Using the data that follows, give the number of lines in which the word "base" occurs. Write only the number.
** Provided data follows **
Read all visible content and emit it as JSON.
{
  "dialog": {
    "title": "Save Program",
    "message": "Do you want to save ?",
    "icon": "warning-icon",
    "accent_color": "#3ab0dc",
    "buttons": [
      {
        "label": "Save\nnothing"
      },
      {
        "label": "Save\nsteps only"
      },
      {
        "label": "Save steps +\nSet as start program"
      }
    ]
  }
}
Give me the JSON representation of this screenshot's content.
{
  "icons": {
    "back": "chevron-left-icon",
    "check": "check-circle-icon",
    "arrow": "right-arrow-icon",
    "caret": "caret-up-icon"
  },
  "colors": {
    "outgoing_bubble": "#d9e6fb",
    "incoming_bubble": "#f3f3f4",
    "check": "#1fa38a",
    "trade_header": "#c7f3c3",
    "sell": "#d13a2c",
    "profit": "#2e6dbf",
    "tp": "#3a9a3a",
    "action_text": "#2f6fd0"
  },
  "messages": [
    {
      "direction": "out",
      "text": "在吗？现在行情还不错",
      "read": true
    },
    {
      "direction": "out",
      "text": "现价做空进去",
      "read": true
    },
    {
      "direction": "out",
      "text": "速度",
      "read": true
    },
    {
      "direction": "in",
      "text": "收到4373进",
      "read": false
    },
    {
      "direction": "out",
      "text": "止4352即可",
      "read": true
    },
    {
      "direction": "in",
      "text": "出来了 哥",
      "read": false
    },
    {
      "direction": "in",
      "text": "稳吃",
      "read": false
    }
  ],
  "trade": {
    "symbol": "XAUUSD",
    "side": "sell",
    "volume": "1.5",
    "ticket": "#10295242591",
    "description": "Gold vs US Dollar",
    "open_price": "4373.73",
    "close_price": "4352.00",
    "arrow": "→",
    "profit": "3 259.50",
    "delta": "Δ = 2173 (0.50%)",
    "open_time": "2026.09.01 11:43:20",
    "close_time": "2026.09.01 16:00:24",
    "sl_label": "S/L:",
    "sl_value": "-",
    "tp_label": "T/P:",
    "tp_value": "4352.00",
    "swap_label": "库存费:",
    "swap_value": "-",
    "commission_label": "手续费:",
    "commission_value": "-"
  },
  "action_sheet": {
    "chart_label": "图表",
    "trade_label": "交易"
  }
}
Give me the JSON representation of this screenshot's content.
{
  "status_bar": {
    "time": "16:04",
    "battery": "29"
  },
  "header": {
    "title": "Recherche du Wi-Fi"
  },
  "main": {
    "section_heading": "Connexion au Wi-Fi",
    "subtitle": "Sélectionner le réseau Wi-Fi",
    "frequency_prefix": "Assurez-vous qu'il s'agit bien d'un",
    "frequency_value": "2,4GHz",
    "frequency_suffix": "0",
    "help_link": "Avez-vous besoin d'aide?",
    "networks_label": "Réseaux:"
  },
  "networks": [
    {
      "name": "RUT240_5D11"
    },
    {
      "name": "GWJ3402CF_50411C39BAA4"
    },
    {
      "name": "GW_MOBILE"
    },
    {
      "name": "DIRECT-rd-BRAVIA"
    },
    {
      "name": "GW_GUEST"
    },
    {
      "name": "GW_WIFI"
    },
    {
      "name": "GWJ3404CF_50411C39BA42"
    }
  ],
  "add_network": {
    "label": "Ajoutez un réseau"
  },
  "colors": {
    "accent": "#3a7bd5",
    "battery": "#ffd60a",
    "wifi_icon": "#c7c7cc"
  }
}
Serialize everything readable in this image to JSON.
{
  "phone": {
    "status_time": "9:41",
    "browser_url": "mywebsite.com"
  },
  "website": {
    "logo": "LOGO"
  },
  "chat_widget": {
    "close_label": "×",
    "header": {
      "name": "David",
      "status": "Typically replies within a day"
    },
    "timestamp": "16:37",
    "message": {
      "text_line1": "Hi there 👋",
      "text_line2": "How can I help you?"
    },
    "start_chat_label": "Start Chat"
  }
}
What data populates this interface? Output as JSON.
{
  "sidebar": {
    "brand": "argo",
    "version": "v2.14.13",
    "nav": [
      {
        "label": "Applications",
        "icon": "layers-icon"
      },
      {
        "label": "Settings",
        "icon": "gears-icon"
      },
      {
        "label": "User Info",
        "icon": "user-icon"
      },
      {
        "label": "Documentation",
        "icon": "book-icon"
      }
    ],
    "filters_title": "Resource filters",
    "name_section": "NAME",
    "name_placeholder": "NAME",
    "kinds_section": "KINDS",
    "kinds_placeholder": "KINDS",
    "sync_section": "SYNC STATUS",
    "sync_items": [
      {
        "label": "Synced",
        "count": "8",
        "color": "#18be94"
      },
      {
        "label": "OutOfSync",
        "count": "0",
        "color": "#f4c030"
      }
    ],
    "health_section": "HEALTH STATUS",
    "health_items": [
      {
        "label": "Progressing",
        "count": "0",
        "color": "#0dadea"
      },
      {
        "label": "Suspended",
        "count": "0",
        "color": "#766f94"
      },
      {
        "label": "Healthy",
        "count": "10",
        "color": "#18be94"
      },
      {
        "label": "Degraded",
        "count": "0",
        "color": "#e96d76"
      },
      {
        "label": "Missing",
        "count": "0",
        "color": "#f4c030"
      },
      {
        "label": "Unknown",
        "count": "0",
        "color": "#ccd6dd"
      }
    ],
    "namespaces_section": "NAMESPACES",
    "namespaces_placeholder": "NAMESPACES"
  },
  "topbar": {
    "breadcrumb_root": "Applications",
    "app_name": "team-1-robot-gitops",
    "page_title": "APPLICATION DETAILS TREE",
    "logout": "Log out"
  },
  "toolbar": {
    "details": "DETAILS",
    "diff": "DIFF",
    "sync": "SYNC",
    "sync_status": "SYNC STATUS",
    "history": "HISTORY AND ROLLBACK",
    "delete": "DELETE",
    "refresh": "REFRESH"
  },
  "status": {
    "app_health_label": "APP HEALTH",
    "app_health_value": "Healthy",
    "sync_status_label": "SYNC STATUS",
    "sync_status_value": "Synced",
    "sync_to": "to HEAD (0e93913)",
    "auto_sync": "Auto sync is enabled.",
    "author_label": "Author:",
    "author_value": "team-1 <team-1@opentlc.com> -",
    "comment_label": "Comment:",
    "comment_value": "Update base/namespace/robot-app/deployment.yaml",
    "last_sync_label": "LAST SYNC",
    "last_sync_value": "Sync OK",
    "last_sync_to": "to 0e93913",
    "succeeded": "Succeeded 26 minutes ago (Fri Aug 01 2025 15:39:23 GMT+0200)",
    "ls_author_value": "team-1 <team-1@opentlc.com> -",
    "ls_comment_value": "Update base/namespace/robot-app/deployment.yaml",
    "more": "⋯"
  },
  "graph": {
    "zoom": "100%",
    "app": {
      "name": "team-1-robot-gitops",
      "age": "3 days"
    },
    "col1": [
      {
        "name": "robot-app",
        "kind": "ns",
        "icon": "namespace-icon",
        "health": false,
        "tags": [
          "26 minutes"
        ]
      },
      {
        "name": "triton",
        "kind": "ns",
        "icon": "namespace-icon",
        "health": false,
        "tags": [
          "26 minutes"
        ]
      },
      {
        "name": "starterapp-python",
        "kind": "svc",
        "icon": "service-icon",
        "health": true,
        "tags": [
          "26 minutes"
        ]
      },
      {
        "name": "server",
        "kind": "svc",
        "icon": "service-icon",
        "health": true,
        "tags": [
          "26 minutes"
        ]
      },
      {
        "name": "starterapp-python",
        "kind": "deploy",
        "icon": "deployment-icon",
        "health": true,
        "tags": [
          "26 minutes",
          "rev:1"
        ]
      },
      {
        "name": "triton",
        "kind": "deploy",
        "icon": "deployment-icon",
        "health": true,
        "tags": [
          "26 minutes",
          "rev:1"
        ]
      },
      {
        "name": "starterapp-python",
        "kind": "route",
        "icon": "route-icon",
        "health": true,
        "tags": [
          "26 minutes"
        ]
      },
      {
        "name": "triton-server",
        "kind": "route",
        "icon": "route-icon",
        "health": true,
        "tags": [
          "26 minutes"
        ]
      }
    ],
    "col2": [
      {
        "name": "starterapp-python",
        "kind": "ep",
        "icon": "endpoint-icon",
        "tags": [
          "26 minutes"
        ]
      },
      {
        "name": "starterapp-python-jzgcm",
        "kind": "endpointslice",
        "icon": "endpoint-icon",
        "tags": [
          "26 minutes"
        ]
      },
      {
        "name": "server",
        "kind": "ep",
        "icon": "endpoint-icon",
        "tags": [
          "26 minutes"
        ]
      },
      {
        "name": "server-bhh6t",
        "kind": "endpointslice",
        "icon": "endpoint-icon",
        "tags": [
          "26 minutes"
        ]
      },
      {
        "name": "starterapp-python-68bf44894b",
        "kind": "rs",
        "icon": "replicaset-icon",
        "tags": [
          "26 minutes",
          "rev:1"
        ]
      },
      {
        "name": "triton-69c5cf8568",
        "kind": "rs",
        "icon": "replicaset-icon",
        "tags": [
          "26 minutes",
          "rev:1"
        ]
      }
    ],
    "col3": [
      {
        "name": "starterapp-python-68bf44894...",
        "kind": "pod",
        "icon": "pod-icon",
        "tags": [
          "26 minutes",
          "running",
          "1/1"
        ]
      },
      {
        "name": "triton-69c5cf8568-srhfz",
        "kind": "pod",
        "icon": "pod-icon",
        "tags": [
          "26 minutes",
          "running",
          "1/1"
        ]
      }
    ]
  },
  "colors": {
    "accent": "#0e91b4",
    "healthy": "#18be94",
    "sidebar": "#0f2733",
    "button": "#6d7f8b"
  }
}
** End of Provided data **
#### Finished exercise:
2